#### ENTRIES SUPPLIED

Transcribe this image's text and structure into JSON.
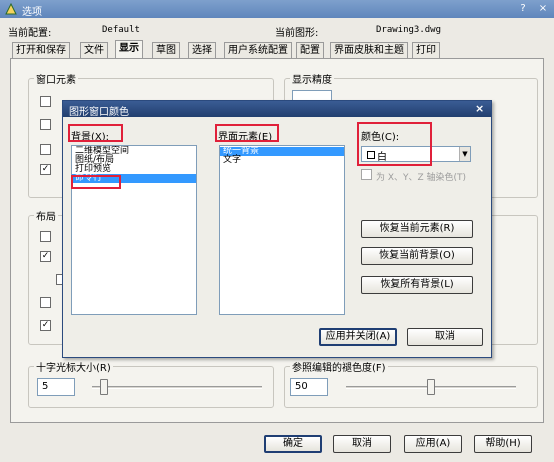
{
  "window": {
    "title": "选项",
    "help": "?",
    "close": "×"
  },
  "header": {
    "profile_label": "当前配置:",
    "profile_value": "Default",
    "drawing_label": "当前图形:",
    "drawing_value": "Drawing3.dwg"
  },
  "tabs": [
    {
      "label": "打开和保存"
    },
    {
      "label": "文件"
    },
    {
      "label": "显示"
    },
    {
      "label": "草图"
    },
    {
      "label": "选择"
    },
    {
      "label": "用户系统配置"
    },
    {
      "label": "配置"
    },
    {
      "label": "界面皮肤和主题"
    },
    {
      "label": "打印"
    }
  ],
  "panel": {
    "window_elements_title": "窗口元素",
    "display_precision_title": "显示精度",
    "layout_title": "布局",
    "crosshair_title": "十字光标大小(R)",
    "crosshair_value": "5",
    "crosshair_level": 0.05,
    "refedit_title": "参照编辑的褪色度(F)",
    "refedit_value": "50",
    "refedit_level": 0.5
  },
  "modal": {
    "title": "图形窗口颜色",
    "close": "×",
    "background_label": "背景(X):",
    "background_items": [
      {
        "label": "二维模型空间"
      },
      {
        "label": "图纸/布局"
      },
      {
        "label": "打印预览"
      },
      {
        "label": "命令行"
      }
    ],
    "background_selected": "命令行",
    "element_label": "界面元素(E)",
    "element_items": [
      {
        "label": "统一背景"
      },
      {
        "label": "文字"
      }
    ],
    "color_label": "颜色(C):",
    "color_value": "白",
    "tint_label": "为 X、Y、Z 轴染色(T)",
    "restore_element": "恢复当前元素(R)",
    "restore_context": "恢复当前背景(O)",
    "restore_all": "恢复所有背景(L)",
    "apply_close": "应用并关闭(A)",
    "cancel": "取消",
    "highlight_color": "#e0203a"
  },
  "footer": {
    "ok": "确定",
    "cancel": "取消",
    "apply": "应用(A)",
    "help": "帮助(H)"
  }
}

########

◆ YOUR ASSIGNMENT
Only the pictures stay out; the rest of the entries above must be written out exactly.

◆ TASK RESULT
Transcribe this image's text and structure into JSON.
{
  "window": {
    "title": "选项",
    "help": "?",
    "close": "×"
  },
  "header": {
    "profile_label": "当前配置:",
    "profile_value": "Default",
    "drawing_label": "当前图形:",
    "drawing_value": "Drawing3.dwg"
  },
  "tabs": [
    {
      "label": "打开和保存"
    },
    {
      "label": "文件"
    },
    {
      "label": "显示"
    },
    {
      "label": "草图"
    },
    {
      "label": "选择"
    },
    {
      "label": "用户系统配置"
    },
    {
      "label": "配置"
    },
    {
      "label": "界面皮肤和主题"
    },
    {
      "label": "打印"
    }
  ],
  "panel": {
    "window_elements_title": "窗口元素",
    "display_precision_title": "显示精度",
    "layout_title": "布局",
    "crosshair_title": "十字光标大小(R)",
    "crosshair_value": "5",
    "crosshair_level": 0.05,
    "refedit_title": "参照编辑的褪色度(F)",
    "refedit_value": "50",
    "refedit_level": 0.5
  },
  "modal": {
    "title": "图形窗口颜色",
    "close": "×",
    "background_label": "背景(X):",
    "background_items": [
      {
        "label": "二维模型空间"
      },
      {
        "label": "图纸/布局"
      },
      {
        "label": "打印预览"
      },
      {
        "label": "命令行"
      }
    ],
    "background_selected": "命令行",
    "element_label": "界面元素(E)",
    "element_items": [
      {
        "label": "统一背景"
      },
      {
        "label": "文字"
      }
    ],
    "color_label": "颜色(C):",
    "color_value": "白",
    "tint_label": "为 X、Y、Z 轴染色(T)",
    "restore_element": "恢复当前元素(R)",
    "restore_context": "恢复当前背景(O)",
    "restore_all": "恢复所有背景(L)",
    "apply_close": "应用并关闭(A)",
    "cancel": "取消",
    "highlight_color": "#e0203a"
  },
  "footer": {
    "ok": "确定",
    "cancel": "取消",
    "apply": "应用(A)",
    "help": "帮助(H)"
  }
}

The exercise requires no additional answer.